Dataset rows for apps and sites

· · ·

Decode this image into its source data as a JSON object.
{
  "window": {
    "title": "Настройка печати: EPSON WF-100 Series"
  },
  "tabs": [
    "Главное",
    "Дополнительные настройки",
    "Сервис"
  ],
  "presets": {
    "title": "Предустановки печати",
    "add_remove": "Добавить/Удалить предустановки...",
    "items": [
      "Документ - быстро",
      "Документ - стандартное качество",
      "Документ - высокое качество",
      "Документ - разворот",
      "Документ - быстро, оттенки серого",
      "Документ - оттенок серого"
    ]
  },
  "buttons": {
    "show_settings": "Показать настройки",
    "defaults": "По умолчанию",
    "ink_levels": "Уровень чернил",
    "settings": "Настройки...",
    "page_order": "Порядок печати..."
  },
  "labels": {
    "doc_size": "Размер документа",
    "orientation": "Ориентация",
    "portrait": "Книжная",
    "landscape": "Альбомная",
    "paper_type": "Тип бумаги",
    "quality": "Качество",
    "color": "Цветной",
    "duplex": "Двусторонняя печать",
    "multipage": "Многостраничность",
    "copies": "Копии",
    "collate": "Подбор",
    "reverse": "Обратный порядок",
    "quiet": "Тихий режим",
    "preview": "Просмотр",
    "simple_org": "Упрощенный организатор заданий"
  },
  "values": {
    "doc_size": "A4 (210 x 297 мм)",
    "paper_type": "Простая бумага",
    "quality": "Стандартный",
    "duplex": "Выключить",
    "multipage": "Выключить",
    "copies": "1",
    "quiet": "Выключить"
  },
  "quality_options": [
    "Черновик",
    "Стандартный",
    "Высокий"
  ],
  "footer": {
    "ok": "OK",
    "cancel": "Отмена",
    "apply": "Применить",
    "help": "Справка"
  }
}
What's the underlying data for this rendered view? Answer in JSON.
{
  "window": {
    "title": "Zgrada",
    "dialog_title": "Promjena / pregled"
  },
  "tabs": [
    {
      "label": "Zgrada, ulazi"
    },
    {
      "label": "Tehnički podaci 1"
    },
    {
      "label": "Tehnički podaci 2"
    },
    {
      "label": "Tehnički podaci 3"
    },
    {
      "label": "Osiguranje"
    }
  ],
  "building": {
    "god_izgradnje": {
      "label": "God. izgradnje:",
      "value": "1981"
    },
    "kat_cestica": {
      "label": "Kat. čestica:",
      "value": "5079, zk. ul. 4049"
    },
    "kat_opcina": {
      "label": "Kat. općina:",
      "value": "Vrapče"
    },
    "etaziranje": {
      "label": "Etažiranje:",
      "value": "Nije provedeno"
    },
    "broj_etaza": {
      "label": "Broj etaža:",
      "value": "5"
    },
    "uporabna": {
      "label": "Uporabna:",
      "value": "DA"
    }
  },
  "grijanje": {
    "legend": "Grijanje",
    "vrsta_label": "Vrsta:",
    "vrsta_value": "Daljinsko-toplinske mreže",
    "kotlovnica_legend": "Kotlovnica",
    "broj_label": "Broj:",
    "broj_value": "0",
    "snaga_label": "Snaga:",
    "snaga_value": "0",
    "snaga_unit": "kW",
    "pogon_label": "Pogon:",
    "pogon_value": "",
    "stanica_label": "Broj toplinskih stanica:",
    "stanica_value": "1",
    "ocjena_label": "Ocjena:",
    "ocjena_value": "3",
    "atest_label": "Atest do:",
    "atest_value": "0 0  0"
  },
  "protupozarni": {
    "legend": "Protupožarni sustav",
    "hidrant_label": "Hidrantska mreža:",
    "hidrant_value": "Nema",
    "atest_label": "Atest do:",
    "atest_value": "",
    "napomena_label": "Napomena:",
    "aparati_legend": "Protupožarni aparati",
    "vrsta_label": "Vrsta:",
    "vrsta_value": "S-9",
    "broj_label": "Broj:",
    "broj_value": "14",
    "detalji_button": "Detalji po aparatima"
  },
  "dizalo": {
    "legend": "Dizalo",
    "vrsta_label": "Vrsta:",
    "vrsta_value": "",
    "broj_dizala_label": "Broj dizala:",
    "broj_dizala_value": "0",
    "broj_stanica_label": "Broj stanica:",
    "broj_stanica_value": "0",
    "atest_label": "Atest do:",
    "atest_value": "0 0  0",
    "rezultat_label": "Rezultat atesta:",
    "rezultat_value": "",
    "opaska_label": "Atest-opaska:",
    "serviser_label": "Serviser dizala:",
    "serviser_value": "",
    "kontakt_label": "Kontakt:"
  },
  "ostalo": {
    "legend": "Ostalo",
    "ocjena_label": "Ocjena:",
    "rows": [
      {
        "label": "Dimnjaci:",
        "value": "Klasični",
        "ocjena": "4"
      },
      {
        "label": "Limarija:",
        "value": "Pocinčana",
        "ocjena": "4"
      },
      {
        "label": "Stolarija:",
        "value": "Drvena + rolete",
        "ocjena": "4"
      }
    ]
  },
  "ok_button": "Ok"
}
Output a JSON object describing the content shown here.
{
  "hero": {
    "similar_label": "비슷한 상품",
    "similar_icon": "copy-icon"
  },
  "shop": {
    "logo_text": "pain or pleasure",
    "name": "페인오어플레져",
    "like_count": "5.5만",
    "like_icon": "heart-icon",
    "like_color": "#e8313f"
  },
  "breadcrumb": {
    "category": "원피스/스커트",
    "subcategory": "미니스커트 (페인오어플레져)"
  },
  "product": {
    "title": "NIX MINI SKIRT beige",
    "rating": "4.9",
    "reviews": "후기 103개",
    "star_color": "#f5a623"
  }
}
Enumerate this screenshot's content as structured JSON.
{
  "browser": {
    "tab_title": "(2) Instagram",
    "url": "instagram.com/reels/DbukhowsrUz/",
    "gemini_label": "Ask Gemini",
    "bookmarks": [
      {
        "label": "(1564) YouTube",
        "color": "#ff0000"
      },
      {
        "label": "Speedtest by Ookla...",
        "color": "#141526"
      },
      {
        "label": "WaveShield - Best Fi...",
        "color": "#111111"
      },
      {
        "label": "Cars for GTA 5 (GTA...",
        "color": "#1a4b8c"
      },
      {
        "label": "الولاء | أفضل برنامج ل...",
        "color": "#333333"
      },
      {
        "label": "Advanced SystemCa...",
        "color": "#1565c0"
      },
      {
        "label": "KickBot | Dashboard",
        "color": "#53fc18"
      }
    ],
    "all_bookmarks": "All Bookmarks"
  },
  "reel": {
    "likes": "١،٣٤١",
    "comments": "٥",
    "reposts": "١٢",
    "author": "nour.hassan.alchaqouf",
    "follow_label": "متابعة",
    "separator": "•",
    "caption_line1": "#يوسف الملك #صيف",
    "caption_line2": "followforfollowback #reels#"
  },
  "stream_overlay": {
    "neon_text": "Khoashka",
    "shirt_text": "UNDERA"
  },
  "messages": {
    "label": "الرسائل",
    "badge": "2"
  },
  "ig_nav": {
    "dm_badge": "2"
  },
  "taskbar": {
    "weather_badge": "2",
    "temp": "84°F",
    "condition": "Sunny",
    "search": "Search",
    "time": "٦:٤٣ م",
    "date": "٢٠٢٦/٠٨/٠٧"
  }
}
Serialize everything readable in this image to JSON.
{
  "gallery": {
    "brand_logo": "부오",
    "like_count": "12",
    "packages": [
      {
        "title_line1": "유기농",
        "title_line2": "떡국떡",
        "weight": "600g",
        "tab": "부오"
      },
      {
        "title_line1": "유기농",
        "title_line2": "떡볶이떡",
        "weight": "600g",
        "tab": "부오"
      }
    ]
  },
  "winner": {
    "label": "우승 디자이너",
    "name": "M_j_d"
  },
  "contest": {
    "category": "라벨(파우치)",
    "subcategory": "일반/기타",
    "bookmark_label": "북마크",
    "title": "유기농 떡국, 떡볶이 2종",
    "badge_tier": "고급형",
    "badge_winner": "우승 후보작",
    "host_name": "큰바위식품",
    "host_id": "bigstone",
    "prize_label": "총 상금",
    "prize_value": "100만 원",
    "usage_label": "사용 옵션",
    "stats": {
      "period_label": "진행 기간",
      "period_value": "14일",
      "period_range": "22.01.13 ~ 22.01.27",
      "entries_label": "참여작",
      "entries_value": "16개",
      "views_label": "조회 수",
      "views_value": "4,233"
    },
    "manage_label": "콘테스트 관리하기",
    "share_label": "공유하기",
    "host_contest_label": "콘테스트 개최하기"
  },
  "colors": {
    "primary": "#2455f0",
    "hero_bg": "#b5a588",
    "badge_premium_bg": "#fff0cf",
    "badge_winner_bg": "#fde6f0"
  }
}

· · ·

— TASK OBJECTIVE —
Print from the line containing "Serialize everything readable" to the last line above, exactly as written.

— RESPONSE FOR THIS EXERCISE —
Serialize everything readable in this image to JSON.
{
  "gallery": {
    "brand_logo": "부오",
    "like_count": "12",
    "packages": [
      {
        "title_line1": "유기농",
        "title_line2": "떡국떡",
        "weight": "600g",
        "tab": "부오"
      },
      {
        "title_line1": "유기농",
        "title_line2": "떡볶이떡",
        "weight": "600g",
        "tab": "부오"
      }
    ]
  },
  "winner": {
    "label": "우승 디자이너",
    "name": "M_j_d"
  },
  "contest": {
    "category": "라벨(파우치)",
    "subcategory": "일반/기타",
    "bookmark_label": "북마크",
    "title": "유기농 떡국, 떡볶이 2종",
    "badge_tier": "고급형",
    "badge_winner": "우승 후보작",
    "host_name": "큰바위식품",
    "host_id": "bigstone",
    "prize_label": "총 상금",
    "prize_value": "100만 원",
    "usage_label": "사용 옵션",
    "stats": {
      "period_label": "진행 기간",
      "period_value": "14일",
      "period_range": "22.01.13 ~ 22.01.27",
      "entries_label": "참여작",
      "entries_value": "16개",
      "views_label": "조회 수",
      "views_value": "4,233"
    },
    "manage_label": "콘테스트 관리하기",
    "share_label": "공유하기",
    "host_contest_label": "콘테스트 개최하기"
  },
  "colors": {
    "primary": "#2455f0",
    "hero_bg": "#b5a588",
    "badge_premium_bg": "#fff0cf",
    "badge_winner_bg": "#fde6f0"
  }
}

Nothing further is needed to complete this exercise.